───── Provided material ─────

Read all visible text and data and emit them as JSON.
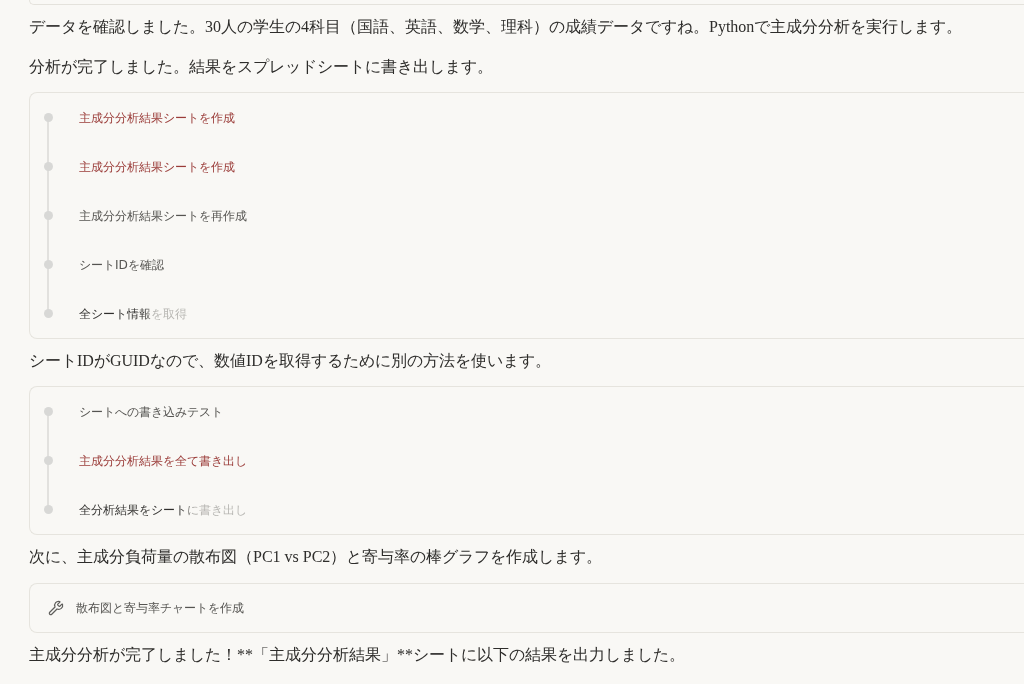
{
  "messages": [
    {
      "kind": "card_edge"
    },
    {
      "kind": "text",
      "text": "データを確認しました。30人の学生の4科目（国語、英語、数学、理科）の成績データですね。Pythonで主成分分析を実行します。"
    },
    {
      "kind": "text",
      "text": "分析が完了しました。結果をスプレッドシートに書き出します。"
    },
    {
      "kind": "steps",
      "steps": [
        {
          "label": "主成分分析結果シートを作成",
          "failed": true,
          "in_progress": false
        },
        {
          "label": "主成分分析結果シートを作成",
          "failed": true,
          "in_progress": false
        },
        {
          "label": "主成分分析結果シートを再作成",
          "failed": false,
          "in_progress": false
        },
        {
          "label": "シートIDを確認",
          "failed": false,
          "in_progress": false
        },
        {
          "label": "全シート情報を取得",
          "failed": false,
          "in_progress": true
        }
      ]
    },
    {
      "kind": "text",
      "text": "シートIDがGUIDなので、数値IDを取得するために別の方法を使います。"
    },
    {
      "kind": "steps",
      "steps": [
        {
          "label": "シートへの書き込みテスト",
          "failed": false,
          "in_progress": false
        },
        {
          "label": "主成分分析結果を全て書き出し",
          "failed": true,
          "in_progress": false
        },
        {
          "label": "全分析結果をシートに書き出し",
          "failed": false,
          "in_progress": true
        }
      ]
    },
    {
      "kind": "text",
      "text": "次に、主成分負荷量の散布図（PC1 vs PC2）と寄与率の棒グラフを作成します。"
    },
    {
      "kind": "tool",
      "label": "散布図と寄与率チャートを作成"
    },
    {
      "kind": "text",
      "text": "主成分分析が完了しました！**「主成分分析結果」**シートに以下の結果を出力しました。"
    }
  ]
}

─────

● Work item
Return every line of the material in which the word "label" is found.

● Reply
          "label": "主成分分析結果シートを作成",
          "label": "主成分分析結果シートを作成",
          "label": "主成分分析結果シートを再作成",
          "label": "シートIDを確認",
          "label": "全シート情報を取得",
          "label": "シートへの書き込みテスト",
          "label": "主成分分析結果を全て書き出し",
          "label": "全分析結果をシートに書き出し",
      "label": "散布図と寄与率チャートを作成"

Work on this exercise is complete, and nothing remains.